Macron is to present measures based on the analysis of nationwide debates held to find a way of ending a social crisis that has lasted nearly five months.
Interior ministry figures put the number of demonstrators at 31,000 which would represent an increase on last week, when 22,300 were said to have turned out nationwide.
In Paris the numbers were 5,000 on Saturday and 3,500 last week, though protest organisers say all the official figures are seriously underestimated.
“Great National Debate, great blabla,” and “Macron, we expect nothing from your announcements” read banners carried by protestors in Paris, where police backed up by a new law made 15 arrests and 5,885 identity checks, according to the local prefecture.
Demonstrators were barred from the Champs-Elysees avenue, the site of widespread violence during previous protests.
Toulouse, southern France, was the movement's “capital” on Saturday, and the city where tension appeared to have risen the highest, with police firing tear gas and stun grenades, and protestors setting fire to construction equipment and a van.
Protestors clash with police in Toulouse.
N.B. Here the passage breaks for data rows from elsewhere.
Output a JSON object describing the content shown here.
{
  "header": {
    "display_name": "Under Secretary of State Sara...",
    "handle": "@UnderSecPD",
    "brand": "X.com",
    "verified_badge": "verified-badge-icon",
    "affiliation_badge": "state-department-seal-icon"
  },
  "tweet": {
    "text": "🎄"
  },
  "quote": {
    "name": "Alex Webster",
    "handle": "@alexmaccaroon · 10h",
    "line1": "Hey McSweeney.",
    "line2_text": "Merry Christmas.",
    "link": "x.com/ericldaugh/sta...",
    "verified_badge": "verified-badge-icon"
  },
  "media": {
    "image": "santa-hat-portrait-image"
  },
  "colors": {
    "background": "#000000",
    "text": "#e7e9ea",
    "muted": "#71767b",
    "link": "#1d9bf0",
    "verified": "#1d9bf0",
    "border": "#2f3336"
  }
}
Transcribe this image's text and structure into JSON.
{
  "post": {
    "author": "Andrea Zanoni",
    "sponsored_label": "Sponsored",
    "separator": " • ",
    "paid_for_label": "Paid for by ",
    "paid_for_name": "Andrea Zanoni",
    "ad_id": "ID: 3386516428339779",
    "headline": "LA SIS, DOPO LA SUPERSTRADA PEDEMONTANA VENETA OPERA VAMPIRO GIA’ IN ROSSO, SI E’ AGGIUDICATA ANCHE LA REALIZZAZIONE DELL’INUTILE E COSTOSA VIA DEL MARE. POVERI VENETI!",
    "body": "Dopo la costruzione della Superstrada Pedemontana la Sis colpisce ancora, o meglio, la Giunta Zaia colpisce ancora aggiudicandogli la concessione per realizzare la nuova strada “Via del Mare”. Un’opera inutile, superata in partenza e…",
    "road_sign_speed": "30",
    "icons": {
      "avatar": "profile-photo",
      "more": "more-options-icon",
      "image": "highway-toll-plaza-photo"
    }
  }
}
Photo: AFP
Smaller protests took place in Bordeaux and Montpellier, southern France.
They were the first since Macron signed into law legislation that gave security forces greater powers at demonstrations but which opponents claimed violated civil liberties.
One measure banned protestors from covering their faces, but France's Constitutional Council, its highest constitutional authority, refused this month to give its green light to one of the most contentious parts of the
It would have given the authorities the power to ban from demonstrations any individual “posing a particularly serious threat to public order”.
The “yellow vest” movement is now targeting April 20th as the date on which they are to respond to Macron's measures, which are expected to be announced in the coming days.
In response to deep dissatisfaction with higher fuel taxes that have since been scrapped, the president might announce an income tax cut or a plan to align pension payment increases with inflation.
Other more symbolic measures might include a reform of the elite ENA school of administration, or an end to certain advantages enjoyed by former presidents and ministers.